In today’s show, adapted from an article written by Brevy Cannon, general assignment writer for UVa’s Office of Public Affairs, we discuss the research of Ron Williams, a professor of electrical and computer engineering, and his teams research of how to make more intelligent climate control systems, to aid in energy efficiency.
It’s not a new energy-saving concept to turn down your thermostat at night, or leave your air conditioner off when no one is home. A research team plans to take that concept to the next level by using automated sensors and sophisticated software to enable heating and cooling systems to respond to the number of occupants in a room at any given time.

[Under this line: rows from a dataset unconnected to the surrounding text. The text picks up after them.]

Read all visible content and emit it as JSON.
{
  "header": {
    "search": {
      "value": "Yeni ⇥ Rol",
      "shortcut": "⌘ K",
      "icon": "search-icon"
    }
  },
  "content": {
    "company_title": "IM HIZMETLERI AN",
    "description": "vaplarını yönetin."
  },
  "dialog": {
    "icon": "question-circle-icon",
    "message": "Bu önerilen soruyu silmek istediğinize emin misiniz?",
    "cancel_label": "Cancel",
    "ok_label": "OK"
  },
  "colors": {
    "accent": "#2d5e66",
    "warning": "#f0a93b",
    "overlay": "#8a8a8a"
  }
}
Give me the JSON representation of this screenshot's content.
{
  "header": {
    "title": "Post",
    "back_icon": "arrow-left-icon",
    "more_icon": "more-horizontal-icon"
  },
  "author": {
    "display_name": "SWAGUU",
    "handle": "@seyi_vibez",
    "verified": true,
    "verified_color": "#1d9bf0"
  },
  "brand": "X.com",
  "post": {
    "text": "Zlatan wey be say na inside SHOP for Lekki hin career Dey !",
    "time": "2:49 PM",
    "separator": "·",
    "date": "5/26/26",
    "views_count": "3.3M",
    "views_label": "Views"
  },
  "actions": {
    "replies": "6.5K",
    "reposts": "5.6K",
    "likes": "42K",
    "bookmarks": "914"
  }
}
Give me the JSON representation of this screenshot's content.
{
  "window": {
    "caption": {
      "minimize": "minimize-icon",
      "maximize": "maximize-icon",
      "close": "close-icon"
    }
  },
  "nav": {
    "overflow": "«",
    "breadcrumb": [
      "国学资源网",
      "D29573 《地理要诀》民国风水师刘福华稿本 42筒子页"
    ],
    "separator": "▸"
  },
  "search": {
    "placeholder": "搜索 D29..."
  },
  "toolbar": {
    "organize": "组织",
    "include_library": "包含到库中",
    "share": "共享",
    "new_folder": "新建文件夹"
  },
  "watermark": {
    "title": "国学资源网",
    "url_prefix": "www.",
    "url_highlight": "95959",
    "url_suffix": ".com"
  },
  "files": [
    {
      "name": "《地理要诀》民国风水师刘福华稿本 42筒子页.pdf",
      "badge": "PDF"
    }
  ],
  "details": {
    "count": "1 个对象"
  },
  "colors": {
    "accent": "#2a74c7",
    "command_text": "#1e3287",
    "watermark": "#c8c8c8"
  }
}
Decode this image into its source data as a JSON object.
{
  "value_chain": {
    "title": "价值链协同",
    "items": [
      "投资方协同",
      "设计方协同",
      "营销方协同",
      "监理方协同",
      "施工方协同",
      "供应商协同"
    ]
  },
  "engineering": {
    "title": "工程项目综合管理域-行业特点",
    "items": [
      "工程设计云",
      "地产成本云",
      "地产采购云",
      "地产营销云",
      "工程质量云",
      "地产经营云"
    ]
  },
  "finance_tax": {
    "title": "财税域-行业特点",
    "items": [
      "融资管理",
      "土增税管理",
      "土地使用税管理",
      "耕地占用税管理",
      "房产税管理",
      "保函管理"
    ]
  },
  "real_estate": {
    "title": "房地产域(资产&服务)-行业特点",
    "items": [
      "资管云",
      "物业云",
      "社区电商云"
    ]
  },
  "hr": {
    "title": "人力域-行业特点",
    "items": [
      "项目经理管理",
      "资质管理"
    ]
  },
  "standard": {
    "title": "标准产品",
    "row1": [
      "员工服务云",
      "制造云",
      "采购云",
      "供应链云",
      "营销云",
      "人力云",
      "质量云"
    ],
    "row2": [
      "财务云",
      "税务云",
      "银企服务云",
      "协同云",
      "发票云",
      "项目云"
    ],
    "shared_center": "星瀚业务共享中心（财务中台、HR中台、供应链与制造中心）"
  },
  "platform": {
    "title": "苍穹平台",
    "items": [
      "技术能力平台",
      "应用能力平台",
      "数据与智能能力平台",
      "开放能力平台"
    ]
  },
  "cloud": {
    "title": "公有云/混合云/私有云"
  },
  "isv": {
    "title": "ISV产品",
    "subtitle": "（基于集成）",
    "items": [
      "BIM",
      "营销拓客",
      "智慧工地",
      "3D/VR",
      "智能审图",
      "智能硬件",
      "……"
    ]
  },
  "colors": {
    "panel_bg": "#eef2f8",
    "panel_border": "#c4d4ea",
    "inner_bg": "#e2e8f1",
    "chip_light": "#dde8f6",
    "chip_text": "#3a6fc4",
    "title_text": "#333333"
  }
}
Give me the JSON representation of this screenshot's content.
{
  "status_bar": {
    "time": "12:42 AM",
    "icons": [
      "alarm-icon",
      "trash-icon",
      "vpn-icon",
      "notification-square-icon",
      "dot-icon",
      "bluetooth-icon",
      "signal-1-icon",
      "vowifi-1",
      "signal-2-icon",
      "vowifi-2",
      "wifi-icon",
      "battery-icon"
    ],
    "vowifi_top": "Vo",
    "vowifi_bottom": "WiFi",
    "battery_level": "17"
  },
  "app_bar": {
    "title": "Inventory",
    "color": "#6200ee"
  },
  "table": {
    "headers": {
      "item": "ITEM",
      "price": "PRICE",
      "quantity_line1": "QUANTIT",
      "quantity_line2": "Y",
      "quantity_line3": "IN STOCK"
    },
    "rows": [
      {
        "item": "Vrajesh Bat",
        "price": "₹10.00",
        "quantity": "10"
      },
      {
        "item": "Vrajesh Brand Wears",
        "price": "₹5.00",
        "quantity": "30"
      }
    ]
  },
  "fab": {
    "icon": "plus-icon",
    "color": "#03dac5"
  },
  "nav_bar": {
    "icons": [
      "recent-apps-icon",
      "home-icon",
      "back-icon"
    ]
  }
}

The research team, which recently won a new UVa Collaborative Sustainable Energy Seed Grant worth about $30,000 to investigate how to make more intelligent climate control systems, includes Ron Williams, a professor of electrical and computer engineering, fellow electrical and computer engineer Paxton Marshall, John Quale, an assistant professor of architecture and director of UVa’s ongoing ecoMOD project, which involves studies of the energy efficiency of modular housing prototypes, and Cheryl Gomez, UVa’s director of utilities.
Williams said, “The volume of outside air that must be heated or cooled when 20 people are in a room is double that needed for 10, opening the possibility of significant energy savings from a climate control system that can respond to occupancy.” The most cost-effective measures to ensure adequate energy supplies and reduce greenhouse gas emissions come from energy conservation rather than new energy technologies.
Williams went on to say, “the idea of “intelligent building control” has been around since the 1970s. Only in recent years have computers and networking technology become so powerful and inexpensive that they could potentially be widely implemented in buildings at costs that could be justified in energy savings. Because the overall electric supply system is only about 33 percent efficient from fuel to end use, a one-unit reduction in consumption saves three units of new energy supply.
Williams has estimated that occupant-sensing technology could produce as much as a 9 percent energy savings during the heating season, but said he would be happy with even 2 to 3 percent energy savings.
To help keep down the cost of such systems, the U.Va. research team will create a sophisticated, but simple-to-customize, computer model of a building space that accounts for how the occupants and outside temperatures impact heating and cooling needs.
The team will monitor one University space, a student activity room called “The Forum” in the Observatory Hill Dining Hall, seeking to better match the amount of heating and cooling of the space to the precise number of occupants, without diminishing their perceived comfort.
Williams said, “the schedule of reservations for the room will be used as a starting point for predicting occupancy.” The team will install sensors — probably video cameras with image recognition software — to detect the comings and goings of people.
The team will correlate the occupancy data; predicted and actual, with measurements of air temperatures; inside and outside, air flows and electricity usage, to gradually improve their software model and controls.
The detecting poses several challenges, since people often come and go through the double doors in large groups and clumps, sometimes in both directions at once. Williams said, “it’s straightforward engineering, but — like the iPod — there are a lot of little problems that have to be overcome to make it all come together.I actually view this is as more of an embedded computing and information management problem rather than an energy management problem.”
Gomez said that she hopes that energy savings realized by this research can eventually be implemented more widely around Grounds. About one-third of the University’s 13.3 million square feet of space (in about 550 buildings) has been built or renovated since 1999, meaning the climate control systems are modern enough that they would benefit from intelligent building controls. In much of the rest, the heating and cooling systems are antiquated or in need of upgrades and would be largely unresponsive to short-term thermostat changes.
Gomez went on to say, “this problem has not yet been addressed aggressively, other “lower hanging fruit” offered more energy savings for lower costs, like installing fluorescent bulbs, LEDs and low-flow fixtures across Grounds… reducing climate control costs may be one of the next targets for saving energy at UVa.”
You’ve been listening to the Oscar Show, I’m Jacob Canon. Join us for our next show, when we will well discuss the research of Silvia Salinas Blemker, an assistant professor of mechanical and aerospace engineering, trying to identify reasons and mechanics of hamstring pulls.